By opening up to more of who we truly are, through cultivating our natural ways of knowing – what Carl Jung referred to as our 4 ways of knowing: our intuitive, rational, emotional and somatic; and what Donah Zohar and others at Oxford University refer to as our IQ/EQ/SQ – we allow our deeper Self to come through us.  We fertilize our daily ego-awareness with a more soul-infused awareness, which enriches the quality of our attention and the quality of our inter-relations, i.e. enhancing the ability to really listen, to engage in generative conversations, and to sense the flow of what is emerging rather than attempting to control it or polarize it in to me-versus-you thinking. This is a subtle shift in awareness yet it has profound consequences for how we be-and-do in our organisations. It allows us to bring more of our selves to work, so we can draw on more of our creative potential and innate collaborative intelligence, enabling our organisations to become vibrant and resilient living systems.

Otto Scharmer, and others, have referred to this quality of attention as ‘presencing’, as we are both fully present to what is in the moment now, as well as sensing into what is emerging. It is a spontaneous yet compassionate attention, heightened yet relaxed, receptive yet responsive. This is our opening up to the flow of life and to the intentionality of our deeper Self (our soul promptings).  It is a crossing of a threshold from an awareness dominated by the ego-self to an awareness that is infused by our soulful-Self, with the ego as faithful assistant to what arises rather than controller, judger and manipulator of what it wants to arise based on its narrow-minded perspective of self-as-separate-from-and-in-competition-with-the-world.  It is what Otto Scharmer refers to as a ‘letting-go to let come’, which is a surrendering process, a self-emptying so that we can be more receptive to what is emerging rather than beholden to our habituated ego-responses.

This subtle yet profound shift in awareness is the root of true leadership and essential for the times we are now in.  The origins of the word leadership find their root in the old European word ‘leith’ which means to cross the threshold, to let go of old ways and embrace the new.

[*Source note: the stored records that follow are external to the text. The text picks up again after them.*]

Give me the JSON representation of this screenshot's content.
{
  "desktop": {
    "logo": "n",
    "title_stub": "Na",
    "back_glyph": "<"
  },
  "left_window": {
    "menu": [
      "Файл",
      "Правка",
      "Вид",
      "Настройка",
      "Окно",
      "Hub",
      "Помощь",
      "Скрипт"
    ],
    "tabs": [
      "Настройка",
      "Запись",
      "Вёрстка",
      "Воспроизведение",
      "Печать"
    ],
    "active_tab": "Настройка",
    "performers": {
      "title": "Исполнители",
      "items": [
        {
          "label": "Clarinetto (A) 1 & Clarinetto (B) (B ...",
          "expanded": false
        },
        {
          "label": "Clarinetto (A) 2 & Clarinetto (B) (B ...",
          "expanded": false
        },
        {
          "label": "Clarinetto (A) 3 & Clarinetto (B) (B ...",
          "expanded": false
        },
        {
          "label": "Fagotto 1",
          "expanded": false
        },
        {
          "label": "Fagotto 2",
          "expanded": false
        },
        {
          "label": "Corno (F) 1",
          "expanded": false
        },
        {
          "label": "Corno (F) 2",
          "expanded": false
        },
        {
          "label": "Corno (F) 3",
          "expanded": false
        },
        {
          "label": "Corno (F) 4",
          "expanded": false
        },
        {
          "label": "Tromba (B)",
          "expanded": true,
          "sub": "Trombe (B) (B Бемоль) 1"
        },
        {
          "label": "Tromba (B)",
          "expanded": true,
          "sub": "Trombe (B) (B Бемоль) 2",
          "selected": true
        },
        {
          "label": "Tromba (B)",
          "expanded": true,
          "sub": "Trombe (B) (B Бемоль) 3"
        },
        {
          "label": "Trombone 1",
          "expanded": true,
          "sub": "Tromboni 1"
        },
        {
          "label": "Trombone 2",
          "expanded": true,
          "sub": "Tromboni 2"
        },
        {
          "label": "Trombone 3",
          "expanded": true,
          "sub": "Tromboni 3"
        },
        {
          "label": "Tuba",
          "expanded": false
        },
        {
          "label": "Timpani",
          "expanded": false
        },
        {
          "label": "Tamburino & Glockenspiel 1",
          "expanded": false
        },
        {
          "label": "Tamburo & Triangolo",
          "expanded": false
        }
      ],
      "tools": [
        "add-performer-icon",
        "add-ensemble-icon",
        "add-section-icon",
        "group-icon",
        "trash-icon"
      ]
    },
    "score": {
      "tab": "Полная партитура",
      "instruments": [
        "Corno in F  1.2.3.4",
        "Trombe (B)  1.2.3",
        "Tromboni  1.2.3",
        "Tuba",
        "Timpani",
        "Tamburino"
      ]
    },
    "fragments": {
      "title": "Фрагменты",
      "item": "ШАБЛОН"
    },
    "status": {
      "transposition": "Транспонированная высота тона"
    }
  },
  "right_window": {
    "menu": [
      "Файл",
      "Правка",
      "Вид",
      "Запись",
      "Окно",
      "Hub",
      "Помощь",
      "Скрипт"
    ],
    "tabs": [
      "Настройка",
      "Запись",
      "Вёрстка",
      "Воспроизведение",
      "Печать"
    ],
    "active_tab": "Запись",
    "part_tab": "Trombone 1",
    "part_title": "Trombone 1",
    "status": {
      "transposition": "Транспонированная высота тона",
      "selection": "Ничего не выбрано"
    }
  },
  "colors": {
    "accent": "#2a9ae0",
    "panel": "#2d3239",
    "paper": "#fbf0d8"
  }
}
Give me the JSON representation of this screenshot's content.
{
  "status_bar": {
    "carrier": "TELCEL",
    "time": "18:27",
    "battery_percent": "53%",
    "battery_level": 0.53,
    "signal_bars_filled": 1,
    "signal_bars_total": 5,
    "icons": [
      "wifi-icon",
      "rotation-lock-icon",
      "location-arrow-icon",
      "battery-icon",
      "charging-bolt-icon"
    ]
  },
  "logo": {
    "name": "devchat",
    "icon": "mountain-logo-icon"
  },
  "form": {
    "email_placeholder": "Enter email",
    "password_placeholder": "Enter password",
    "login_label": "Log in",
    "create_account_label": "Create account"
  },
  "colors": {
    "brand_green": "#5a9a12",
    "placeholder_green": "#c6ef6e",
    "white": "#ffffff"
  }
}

Whilst still inured in our hurry-up-and-get-on-with-it managerial mind we may seek cook-book solutions to our pressing challenges, yet unwittingly applying the very logic to our solutions that created the problems in the first place.  For instance, I am coming across more and more organisations wishing to move toward self-organizing adaptive approaches of operating, yet by seeking to force-fit a holacratic approach through top-down operating models and processes while overlooking the need for a deeper shift in mind-set in terms of how we show up to work. In other words, we provide another mechanistic approach (albeit more inspired by living systems than conventional power-based structures) in our quest for regenerative outcomes.  This is why many organisations are really struggling with top-down approaches to self-organization.   We need to turn this logic inside-out; we need to first work with ourselves as leaders, so that we can start to create the conditions conducive for regenerative living systems to flourish within our teams.

To summarise, the fundamental challenge for today’s leaders is to improve the quality of attention amid increasing tension.  There are myriad case studies, tools, techniques and liberating structures we can apply to do just this.  This is what Future Fit is aimed at dealing directly with, equipping our leaders and our organisations to deeply connect with our humanity in-so-doing enabling us to become fit for our emerging future.

For more on Future Fit visit www.futurefitbook.com .  Giles Hutchins blogs at www.thenatureofbusiness.org

PLEASE SHARE YOUR EXPERIENCES AND VIEWS IN THE COMMENT SECTION BELOW

Previous
Next

NO COMMENTS

LEAVE A REPLY